On 14 May 2020, the CCP Politburo Standing Committee proposed a "new development program of mutual benefit through domestic-international dual circulation". On 23 May 2020, at the Chinese People's Political Consultative Conference 13th national committee, Xi Jinping said the country needed a development program that "takes the domestic market as the mainstay while letting internal and external markets boost each other". On 4 November 2020, during his keynote speech by video at the opening ceremony for the third China International Import Expo, Xi said that this policy "is not any kind of closed-off domestic circulation, but rather an increasingly open domestic-international dual circulation, not just for China's own development needs, but also to benefit the people of all countries". Assistant head of the CCP Central Financial and Economic Affairs Commission office Han Wenxiu said that "the proposal for a new development program that takes the domestic market as the mainstay while letting internal and external markets boost each other is the CCP's practical application of the objective laws of economic development. This is a proactive step, not a passive response; a long-term strategy, not an interim measure."

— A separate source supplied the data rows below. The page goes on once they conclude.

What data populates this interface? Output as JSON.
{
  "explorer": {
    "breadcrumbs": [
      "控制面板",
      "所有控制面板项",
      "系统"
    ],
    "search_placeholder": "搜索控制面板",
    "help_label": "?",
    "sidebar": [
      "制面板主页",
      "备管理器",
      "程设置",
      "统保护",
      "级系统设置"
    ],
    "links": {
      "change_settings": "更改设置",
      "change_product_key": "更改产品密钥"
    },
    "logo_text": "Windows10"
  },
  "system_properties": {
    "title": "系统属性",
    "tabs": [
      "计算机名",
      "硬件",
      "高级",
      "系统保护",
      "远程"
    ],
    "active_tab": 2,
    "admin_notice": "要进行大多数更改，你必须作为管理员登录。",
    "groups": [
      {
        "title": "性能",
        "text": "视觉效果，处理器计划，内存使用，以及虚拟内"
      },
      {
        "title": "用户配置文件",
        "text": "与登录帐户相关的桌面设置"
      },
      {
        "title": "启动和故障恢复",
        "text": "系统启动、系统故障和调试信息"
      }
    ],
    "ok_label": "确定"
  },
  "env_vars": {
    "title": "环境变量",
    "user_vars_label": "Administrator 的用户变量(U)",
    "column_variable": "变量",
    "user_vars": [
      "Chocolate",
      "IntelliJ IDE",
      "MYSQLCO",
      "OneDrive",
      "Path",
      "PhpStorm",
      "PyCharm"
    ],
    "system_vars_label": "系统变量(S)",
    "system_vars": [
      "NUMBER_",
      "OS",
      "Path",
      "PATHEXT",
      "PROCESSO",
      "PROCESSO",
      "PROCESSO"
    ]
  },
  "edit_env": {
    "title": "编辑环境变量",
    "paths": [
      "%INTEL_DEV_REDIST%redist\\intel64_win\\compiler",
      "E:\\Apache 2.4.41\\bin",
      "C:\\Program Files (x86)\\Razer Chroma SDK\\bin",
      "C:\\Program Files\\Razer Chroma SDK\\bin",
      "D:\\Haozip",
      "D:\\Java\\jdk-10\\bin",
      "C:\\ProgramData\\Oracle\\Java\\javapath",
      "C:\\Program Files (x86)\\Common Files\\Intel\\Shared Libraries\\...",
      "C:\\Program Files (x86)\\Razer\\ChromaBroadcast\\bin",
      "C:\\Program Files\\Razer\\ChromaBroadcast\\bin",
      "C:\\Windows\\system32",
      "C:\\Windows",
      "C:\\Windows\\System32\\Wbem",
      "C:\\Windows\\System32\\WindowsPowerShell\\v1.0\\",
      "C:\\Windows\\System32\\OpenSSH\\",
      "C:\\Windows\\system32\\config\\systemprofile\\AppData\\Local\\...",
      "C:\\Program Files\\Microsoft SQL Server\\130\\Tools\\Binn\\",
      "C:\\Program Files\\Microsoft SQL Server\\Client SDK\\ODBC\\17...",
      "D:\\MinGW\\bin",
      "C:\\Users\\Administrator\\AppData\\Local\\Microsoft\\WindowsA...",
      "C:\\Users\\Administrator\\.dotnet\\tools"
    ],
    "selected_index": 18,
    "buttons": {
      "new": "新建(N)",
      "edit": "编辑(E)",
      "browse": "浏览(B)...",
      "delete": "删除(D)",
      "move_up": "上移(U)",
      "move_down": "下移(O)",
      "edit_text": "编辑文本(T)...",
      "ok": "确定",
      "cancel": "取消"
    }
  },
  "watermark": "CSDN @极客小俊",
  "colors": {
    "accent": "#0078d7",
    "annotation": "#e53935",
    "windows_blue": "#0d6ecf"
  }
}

Some observers say the dual circulation plan is not that different from previous Chinese government efforts to refocus the economy. As early as 2006, a government work report described a "strategy of expanding domestic consumption...and strengthening the role of consumption in fueling economic development". Julian Gewirtz suggested that the "dual circulation" slogan was introduced to "force focus, mobilization and prioritization".
Analysts said that the strategy would involve supporting domestic businesses and reducing China's dependence on imports, including for energy, microchips, and other technology. Economist Yu Yongding said that a key part of the project should be ensuring China's food and energy security. Economist Yao Yang described the policy as a response to worsening China–United States relations, saying that "China needs to prepare for the worst-case scenario".
Dual circulation also involves growing the Chinese middle class in order to increase domestic consumption. Economist Michael Pettis said that the plan would require transferring wealth from the government to private citizens, which would not be easy. According to the South China Morning Post, in late 2020 it remained "unclear whether China is ready to make such deep-rooted changes".
The Economist summarized the strategy as "keeping China open to the world (the 'great international circulation'), while reinforcing its own market (the 'great domestic circulation')". More specifically, The Economist said that dual circulation involves making the Chinese economy more open to foreign companies in order to make them dependent on China, which in turn would give the Chinese government more geopolitical leverage.
In 2021, a team of researchers at Nanjing University of Information Science and Technology presented the first academic study on "Dual Circulation". It identified key factors responsible for it, and presented its first comprehensive definition.
Dual circulation is part of China's 14th five-year plan (2021–2025). Proposals for implementing the policy include government support for domestic technology companies and working to attract more foreign investment. Analyst Wang Wenof the Chongyang Institute for Financial Studies speculated that it would include government support for the service and energy sectors.